* [Records to process]
━━━━━━
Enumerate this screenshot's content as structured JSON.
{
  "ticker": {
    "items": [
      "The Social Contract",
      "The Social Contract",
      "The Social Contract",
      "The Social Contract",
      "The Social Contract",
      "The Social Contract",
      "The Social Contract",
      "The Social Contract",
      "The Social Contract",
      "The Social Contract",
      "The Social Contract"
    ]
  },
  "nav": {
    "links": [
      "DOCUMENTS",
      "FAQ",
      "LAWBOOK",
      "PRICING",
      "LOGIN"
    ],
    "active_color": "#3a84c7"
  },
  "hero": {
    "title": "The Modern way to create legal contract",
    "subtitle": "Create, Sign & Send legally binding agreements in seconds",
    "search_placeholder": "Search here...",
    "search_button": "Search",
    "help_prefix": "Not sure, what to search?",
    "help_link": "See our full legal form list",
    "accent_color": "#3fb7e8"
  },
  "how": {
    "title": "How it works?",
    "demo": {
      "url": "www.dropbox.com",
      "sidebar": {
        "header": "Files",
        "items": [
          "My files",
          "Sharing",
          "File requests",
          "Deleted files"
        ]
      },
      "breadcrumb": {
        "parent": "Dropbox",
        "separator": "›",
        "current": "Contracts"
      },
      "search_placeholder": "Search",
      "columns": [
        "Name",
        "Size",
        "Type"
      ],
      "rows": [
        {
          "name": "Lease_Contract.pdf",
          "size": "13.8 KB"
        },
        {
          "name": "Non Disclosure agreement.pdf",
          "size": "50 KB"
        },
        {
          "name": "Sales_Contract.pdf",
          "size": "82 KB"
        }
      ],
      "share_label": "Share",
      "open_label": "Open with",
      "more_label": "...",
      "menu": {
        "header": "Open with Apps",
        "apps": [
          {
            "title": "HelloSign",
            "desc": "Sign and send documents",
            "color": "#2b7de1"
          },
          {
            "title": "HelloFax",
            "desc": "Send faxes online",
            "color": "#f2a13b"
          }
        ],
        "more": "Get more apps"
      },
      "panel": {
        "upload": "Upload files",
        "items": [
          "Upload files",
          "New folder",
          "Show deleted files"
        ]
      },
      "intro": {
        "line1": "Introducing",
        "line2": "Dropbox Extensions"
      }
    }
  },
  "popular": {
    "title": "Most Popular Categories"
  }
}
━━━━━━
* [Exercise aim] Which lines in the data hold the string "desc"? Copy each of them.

* [Exercise output]
            "desc": "Sign and send documents",
            "desc": "Send faxes online",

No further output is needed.